The Leaning Tower in Torun
The Leaning Tower is a medieval city tower, which owes its name to its substantial vertical deviation (1.40 m). It was built in the XIV century as a vertical, 15 meter tower merged into the system of town walls and placed on four-wall foundations, but the wall from the side of the town was not fully erected. A gallery for the guards connecting the tower to the town walls ran through openings in side walls and the lack of the internal wall allowed for easier hoisting of ammunition.

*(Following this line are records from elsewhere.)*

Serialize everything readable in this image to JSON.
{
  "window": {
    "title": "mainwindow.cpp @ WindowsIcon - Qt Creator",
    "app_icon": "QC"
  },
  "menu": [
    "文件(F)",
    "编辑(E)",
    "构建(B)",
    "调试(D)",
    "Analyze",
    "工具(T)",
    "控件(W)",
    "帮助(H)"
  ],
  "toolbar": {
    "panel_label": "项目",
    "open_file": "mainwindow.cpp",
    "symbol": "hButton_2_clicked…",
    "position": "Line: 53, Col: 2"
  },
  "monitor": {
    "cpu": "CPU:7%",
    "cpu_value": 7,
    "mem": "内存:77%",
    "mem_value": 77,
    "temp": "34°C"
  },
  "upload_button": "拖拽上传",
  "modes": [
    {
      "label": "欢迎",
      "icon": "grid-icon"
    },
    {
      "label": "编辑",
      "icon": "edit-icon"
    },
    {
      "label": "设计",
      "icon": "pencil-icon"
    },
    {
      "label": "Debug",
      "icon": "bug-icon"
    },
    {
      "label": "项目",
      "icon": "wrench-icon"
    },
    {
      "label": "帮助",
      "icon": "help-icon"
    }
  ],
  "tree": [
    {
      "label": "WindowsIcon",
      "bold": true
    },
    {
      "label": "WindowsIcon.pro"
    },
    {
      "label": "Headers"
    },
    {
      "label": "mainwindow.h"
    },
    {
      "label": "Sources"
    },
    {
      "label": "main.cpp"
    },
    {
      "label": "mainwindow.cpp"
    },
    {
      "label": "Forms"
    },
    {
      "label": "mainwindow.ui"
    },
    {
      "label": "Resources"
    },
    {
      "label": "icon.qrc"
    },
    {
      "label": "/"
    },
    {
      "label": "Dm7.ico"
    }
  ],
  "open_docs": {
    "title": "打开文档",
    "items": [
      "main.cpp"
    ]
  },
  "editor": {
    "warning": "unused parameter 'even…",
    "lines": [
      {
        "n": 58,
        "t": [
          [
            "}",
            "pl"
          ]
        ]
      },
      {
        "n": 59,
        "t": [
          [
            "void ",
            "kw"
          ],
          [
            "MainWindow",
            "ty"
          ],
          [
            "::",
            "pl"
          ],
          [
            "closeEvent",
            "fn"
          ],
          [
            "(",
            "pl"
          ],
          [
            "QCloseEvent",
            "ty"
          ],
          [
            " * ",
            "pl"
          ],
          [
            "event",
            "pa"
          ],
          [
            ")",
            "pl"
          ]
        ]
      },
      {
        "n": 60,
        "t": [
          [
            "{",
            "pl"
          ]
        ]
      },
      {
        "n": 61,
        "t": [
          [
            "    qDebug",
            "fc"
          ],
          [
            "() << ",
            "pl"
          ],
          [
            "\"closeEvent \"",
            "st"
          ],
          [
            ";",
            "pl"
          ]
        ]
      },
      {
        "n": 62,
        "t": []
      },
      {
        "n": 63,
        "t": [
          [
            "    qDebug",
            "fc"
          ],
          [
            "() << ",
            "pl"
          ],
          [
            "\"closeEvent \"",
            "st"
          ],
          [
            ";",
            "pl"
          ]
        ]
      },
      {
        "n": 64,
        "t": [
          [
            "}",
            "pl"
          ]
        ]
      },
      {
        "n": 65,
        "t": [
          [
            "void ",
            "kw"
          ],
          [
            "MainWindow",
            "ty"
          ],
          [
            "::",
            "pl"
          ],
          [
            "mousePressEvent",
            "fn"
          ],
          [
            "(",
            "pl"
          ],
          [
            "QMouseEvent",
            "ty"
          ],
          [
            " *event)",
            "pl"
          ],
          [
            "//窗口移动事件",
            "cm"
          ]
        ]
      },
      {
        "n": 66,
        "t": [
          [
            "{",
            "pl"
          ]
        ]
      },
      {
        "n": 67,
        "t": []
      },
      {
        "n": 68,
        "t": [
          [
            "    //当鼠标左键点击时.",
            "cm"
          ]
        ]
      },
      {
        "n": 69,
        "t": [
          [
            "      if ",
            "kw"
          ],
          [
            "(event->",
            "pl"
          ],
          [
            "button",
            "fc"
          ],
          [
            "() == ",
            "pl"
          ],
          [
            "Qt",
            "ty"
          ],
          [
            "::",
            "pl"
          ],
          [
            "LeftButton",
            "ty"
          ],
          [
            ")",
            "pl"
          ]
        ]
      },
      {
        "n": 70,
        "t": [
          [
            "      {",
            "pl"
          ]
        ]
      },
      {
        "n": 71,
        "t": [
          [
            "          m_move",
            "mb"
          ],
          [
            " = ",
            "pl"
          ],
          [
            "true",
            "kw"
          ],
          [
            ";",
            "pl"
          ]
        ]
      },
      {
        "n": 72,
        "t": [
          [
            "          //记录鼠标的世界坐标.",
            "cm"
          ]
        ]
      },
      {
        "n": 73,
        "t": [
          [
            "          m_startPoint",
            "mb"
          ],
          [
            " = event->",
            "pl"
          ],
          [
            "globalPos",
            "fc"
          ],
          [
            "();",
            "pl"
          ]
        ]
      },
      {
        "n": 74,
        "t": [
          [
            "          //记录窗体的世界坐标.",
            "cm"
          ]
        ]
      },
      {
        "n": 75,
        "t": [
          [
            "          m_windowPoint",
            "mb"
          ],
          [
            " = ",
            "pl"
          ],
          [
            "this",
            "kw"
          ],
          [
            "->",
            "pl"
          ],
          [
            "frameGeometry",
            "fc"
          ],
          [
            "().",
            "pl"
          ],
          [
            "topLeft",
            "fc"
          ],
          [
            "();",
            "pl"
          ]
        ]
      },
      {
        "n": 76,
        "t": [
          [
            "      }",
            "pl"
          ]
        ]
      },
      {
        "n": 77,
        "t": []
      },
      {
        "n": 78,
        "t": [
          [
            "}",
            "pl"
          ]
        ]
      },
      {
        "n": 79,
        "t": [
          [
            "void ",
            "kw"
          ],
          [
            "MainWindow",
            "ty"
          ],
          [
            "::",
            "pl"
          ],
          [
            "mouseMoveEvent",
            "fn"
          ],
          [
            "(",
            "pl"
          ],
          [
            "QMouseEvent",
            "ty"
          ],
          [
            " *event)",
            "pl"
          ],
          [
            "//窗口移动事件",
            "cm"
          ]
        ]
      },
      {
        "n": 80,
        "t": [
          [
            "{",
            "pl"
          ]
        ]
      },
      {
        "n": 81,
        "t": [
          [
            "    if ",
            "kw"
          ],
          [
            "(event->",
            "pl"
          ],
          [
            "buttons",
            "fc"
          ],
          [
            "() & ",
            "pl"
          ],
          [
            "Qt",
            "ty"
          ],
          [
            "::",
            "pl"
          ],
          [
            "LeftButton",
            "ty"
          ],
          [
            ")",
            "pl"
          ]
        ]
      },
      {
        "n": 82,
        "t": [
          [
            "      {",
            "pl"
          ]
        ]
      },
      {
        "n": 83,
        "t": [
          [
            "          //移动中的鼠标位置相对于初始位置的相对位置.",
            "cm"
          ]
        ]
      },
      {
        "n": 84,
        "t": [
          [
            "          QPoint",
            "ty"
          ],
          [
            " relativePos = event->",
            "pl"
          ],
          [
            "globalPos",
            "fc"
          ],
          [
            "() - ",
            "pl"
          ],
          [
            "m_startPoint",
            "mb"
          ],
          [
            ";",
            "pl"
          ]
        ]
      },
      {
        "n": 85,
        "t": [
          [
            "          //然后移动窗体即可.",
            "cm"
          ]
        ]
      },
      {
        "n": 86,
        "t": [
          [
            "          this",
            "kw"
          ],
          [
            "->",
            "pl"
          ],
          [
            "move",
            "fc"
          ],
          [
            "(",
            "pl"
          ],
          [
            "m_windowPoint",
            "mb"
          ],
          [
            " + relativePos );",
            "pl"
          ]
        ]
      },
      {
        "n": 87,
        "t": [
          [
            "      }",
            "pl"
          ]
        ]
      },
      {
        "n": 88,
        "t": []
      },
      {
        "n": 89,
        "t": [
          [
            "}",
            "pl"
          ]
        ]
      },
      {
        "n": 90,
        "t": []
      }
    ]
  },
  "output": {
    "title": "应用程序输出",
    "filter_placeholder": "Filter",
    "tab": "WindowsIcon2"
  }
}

As early as in the Middle Ages a layer of sand slid from the ground on which the tower was erected, which caused the leaning of the tower until it settled on compacted soil. In XVIII century the tower ceased to play a defensive role. The back was built to its full height, the ceilings were leveled and the building became a prison for women. In XIX century it was rebuilt and functioned as a smithy and a gunsmith’s lodgings. In the second half of the XX century, it became solely an apartment building. Then the Gothic hip roof was replaced by a new shed roof. In 1960s the tower hosted several cultural societies and nowadays its interiors contain a pub and a souvenir shop. The tower is now one of the most characteristic sites in the Old Town.